It’s not even Thanksgiving yet, but we’re already thinking about Black Friday. Luckily, in this day and age, you don’t need to leave the couch to jump on great deals. In fact, you don’t even need to open a box.
Acorn is one of the two best1 Mac image editors for normal humans. Retrobatch, from the same developer, is a batch-processor for images, letting you build simple or fancy workflows that can do pretty much anything to your images, automatically. If you regularly resize photos, remove location data, add watermarks, or anything else, this is for you.
Even crazier is Retrobatch’s machine-learning component, which can apply filters and operations based on what it sees in the image. For instance, you could drop a folder of images onto Retrobatch, and it would check them all and only apply filters to pictures of hot dogs. That’s right. It can detect pictures of hot dogs.
If you’re not already using Acorn for Mac OS X, now might be the time to give this Photoshop alternative a look. The newest version, Acorn 4, just hit developer Flying Meat’s web page, coming in at an affordable thirty bucks and a host of improvements, tweaks, and additional features.
I recently switched to a MacBook Air for writing, and it is easily the best Mac I’ve owned in terms of speed and comfort.
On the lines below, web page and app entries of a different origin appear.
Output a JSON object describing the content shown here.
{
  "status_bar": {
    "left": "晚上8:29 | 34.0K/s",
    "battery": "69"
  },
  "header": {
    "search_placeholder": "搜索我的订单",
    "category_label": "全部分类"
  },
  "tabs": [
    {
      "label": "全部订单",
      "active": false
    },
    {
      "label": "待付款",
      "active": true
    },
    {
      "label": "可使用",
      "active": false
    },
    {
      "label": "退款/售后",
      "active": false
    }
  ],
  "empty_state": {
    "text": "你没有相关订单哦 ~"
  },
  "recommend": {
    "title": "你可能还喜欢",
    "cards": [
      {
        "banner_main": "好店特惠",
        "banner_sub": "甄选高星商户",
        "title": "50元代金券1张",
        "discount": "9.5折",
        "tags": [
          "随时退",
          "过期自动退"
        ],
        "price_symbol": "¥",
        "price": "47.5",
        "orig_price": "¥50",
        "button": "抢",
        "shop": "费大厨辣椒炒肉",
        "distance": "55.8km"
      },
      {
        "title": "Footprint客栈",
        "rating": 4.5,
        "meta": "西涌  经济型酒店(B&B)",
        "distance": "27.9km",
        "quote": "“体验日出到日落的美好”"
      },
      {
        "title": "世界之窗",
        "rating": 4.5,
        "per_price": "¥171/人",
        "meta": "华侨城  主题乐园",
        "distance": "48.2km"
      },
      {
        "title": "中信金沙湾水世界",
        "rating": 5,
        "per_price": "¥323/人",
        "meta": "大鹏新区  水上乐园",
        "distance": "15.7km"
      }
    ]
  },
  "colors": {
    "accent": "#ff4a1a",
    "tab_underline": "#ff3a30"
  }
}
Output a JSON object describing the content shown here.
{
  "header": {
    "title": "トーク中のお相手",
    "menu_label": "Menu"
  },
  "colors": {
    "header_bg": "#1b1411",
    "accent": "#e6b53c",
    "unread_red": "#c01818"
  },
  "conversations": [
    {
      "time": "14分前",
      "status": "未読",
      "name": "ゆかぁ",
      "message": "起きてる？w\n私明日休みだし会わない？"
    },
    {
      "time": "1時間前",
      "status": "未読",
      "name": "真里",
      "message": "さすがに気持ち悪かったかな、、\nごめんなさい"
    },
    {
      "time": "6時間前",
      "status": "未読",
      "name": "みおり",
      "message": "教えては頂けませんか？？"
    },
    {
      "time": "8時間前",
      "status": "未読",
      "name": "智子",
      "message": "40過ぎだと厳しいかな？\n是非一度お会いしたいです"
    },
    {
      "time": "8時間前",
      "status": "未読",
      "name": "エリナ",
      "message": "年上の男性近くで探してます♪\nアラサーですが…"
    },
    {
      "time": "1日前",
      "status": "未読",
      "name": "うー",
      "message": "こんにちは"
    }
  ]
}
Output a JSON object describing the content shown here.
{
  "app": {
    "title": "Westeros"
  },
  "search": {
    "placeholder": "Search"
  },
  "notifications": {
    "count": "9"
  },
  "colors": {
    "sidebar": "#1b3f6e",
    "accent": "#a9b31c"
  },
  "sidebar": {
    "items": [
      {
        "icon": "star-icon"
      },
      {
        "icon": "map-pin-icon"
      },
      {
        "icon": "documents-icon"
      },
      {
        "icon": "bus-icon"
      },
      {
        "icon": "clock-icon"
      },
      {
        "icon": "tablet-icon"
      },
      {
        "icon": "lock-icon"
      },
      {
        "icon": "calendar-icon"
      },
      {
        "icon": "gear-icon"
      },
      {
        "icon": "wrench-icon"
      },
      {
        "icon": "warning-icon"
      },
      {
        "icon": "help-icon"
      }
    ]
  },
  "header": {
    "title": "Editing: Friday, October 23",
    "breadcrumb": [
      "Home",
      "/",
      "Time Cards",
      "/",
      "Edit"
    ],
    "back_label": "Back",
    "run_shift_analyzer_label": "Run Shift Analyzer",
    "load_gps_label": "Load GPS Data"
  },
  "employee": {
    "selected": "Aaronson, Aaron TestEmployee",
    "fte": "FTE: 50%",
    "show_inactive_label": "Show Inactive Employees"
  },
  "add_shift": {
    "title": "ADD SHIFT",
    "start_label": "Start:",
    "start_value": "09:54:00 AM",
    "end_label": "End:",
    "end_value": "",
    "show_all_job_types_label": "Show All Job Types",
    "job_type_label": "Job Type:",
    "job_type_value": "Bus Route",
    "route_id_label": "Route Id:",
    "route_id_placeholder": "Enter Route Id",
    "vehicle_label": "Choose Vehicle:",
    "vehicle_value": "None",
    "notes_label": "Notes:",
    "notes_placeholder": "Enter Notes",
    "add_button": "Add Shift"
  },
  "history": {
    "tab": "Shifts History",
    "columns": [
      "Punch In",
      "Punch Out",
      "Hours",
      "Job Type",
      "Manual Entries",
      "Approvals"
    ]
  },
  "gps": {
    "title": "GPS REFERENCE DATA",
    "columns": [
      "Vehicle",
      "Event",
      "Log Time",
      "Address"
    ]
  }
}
But, like the sports car your friends assume you’ll sell now that you have kids on the way, the Air is also lacking in space1.
Now, I’m using this 128GB (with 4GB RAM) 13-inch MacBook Air primarily for work, but that doesn’t mean I want to ditch my music, TV shows and photos altogether. Luckily, with modern Internet™ Technology™ I don’t have to. I can use cloud services and a little judicious tidying to make my New York walkup-sized MacBook Air feels like a mansion.
Think Retina display Macs are a gimmick? Think again: Mac developer Gus Mueller is almost ready to pop out an update to the Acorn image editing app which will use the Retina display on the new MacBook Pro to spectacular (and rather useful) effect.
Every new Mac comes with iPhoto, which is getting better all the time. Still, it doesn’t have all of the features that are made for folks who are really into manipulating their photgraphs. Adobe’s Photoshop is often too much for the budding shooter (and cost prohibitive to boot), and image editors like Acorn – while simple to use and well-priced – don’t necessarily have the “feel” of iPhoto that many Mac users are used to.
This is where FX Photo Studio Pro by MacPhun ($40 in the Mac App Store) comes in.